While it seems incredibly early, I'm once again attempting to grow super-hot chiles after last year's mixed results.

Have you ever found out after the fact that you did something completely wrong? Something that made you smack yourself upside the head and say "So THAT'S why I failed so spectacularly?" That's how I feel about my 2013 super-hot chiles. I found out that I didn't plant them early enough (super-hots have an extremely long growing season) and I didn't have enough patience once I did plant them. You see, I thought my peppers never germinated. After three weeks of seeing no growth whatsoever, I threw them out. Turns out that super-hots sometimes take up to 6-8 weeks to germinate. Oops. What a waste of extremely expensive seed.

That being said, we did get about a dozen Fatalii peppers for my efforts last year. I expected them to just blow my head off with heat and nothing else, but they were downright delicious. Blazingly hot, of course--but also sort of sweet, and lemony, and floral. We preserved them in pints of vinegar and have been using them on greens, Hoppin' John, Cincinnati Chili, and anything else that needs a kick of old-fashioned pepper vinegar. With the Fatalii to whet my appetite, I really wanted to try some other super hot chiles.

I had a small number of seeds left from last year, including the Carolina Reaper, the current holder of the Guinness record for World's Hottest Chili. This past week I set about trying to get them to germinate.

I am trying two different techniques to see if one works better than another. The first step, no matter what technique you try, is to soak the seeds in warm water for 24 hours. Some people soak them in weak chamomile tea. I don't know if that has any benefit or not, and I only had chamomile that also had other herbs in it like spearmint, so I just used plain water.

The first technique is just to plant them in standard peat plugs, like so:

Buy the peat plugs--you don't need a fancy greenhouse with round holes to hold the plants, or anything. Soak the plugs in warm water until they fully expand, and plant your seeds. If my labels were smaller, I would have just put the lid on this container--as it is, I covered the whole thing with plastic wrap.

The second way I'm trying to germinate the seeds is to germinate them on a paper towel. You can also use a coffee filter for this. First, write your seed variety on the paper towel with a Sharpie. Wet the towel and wring out all the water. Fold it in half, and place your seeds on the towel.

Fold the towel in half again so the seeds are inside the layers, and put the whole thing in a plastic zip-top bag. Spray the paper towel with water every day. Once you see germination, carefully snip the towel around the germinated seed and plant it towel scrap and all, root down, 1/4" deep in potting soil. Don't try to just pull the germinated seed off, because the root can stick to the towel and be damaged.

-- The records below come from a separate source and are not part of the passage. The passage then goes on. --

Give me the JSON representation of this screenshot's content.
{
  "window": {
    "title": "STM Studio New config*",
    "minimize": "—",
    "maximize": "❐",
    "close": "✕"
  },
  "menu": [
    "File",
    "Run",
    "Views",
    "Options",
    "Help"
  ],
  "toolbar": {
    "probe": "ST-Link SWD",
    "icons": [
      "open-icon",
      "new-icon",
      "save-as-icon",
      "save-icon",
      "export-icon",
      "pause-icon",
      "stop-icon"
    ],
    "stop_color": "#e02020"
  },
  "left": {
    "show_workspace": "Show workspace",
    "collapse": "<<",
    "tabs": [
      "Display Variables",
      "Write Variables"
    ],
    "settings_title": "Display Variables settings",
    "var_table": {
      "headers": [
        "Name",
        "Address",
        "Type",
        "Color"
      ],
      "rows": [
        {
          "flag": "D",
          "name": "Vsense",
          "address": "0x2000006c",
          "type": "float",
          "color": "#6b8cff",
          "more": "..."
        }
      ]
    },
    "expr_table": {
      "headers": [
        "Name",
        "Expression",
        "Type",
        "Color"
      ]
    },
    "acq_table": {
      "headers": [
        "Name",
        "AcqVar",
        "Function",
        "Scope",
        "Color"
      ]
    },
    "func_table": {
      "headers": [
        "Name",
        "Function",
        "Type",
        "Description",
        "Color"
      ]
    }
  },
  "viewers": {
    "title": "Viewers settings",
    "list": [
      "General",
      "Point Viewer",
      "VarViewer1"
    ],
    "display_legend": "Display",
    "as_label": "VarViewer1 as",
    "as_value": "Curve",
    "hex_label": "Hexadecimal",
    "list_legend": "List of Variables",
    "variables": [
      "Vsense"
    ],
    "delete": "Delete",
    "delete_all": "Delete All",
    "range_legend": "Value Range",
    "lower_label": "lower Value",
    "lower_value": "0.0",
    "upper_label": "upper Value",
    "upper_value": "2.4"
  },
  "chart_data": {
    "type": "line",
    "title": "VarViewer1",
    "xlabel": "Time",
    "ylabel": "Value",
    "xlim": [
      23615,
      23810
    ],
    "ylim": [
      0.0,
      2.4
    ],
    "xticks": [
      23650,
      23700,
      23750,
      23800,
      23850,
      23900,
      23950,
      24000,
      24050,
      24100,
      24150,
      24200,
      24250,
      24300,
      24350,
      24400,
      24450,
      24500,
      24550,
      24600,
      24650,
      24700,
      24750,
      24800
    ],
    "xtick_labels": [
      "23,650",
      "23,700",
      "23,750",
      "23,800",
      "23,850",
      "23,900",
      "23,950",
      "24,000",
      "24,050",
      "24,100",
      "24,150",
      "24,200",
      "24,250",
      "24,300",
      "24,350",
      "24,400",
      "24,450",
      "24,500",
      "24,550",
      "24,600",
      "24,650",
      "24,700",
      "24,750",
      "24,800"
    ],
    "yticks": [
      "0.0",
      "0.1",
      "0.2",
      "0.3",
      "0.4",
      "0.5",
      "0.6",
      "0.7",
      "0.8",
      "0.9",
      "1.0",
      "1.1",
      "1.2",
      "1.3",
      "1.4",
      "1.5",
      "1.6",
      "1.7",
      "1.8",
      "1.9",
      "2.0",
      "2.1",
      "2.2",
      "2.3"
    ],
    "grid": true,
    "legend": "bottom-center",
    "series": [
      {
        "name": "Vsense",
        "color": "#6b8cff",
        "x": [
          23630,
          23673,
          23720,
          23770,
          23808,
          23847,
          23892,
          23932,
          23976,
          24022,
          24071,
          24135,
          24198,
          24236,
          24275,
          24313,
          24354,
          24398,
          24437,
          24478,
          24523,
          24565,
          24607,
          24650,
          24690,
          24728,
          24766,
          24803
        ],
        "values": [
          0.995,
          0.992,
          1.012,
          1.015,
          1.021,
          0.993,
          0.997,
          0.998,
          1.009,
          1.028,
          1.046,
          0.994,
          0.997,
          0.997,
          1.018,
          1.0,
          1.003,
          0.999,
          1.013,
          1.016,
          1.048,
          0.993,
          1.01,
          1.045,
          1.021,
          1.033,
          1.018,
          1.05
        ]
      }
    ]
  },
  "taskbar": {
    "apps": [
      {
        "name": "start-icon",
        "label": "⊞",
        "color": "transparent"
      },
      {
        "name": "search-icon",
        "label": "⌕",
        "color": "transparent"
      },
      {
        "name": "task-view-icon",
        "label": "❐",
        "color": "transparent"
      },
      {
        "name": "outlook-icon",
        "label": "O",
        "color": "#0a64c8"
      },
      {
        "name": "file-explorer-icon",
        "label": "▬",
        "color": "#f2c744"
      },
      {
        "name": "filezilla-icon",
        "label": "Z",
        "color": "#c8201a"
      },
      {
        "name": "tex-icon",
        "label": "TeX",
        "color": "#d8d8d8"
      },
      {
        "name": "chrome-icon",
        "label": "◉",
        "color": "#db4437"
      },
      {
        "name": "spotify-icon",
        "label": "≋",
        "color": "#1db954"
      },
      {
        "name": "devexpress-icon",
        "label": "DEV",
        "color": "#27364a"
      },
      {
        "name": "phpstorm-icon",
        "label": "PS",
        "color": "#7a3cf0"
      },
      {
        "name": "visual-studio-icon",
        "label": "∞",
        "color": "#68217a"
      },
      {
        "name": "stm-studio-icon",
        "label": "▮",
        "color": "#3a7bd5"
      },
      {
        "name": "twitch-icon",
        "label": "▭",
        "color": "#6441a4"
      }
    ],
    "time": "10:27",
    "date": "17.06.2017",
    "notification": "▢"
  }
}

Here's what I ended up with after all my planting was complete:

Once you have all your seeds planted in the medium of your choice, put them somewhere warm where you will see them or think about them every day. I have mine in my indoor greenhouse at 75 degrees F. You can also put them in a warm windowsill, or on a seed starting heat mat, or on top of your computer router--someplace warm. Super hot chiles like very warm germination temperatures, up to 80 degrees. Just don't get them so hot that you accidentally cook them, and whatever you do, don't let them dry out. Drying out just once can kill them.

I've got my fingers crossed that I'll do better at germination this year than last, and I vow to be more patient and keep caring for the seeds longer than three weeks. Wish me luck!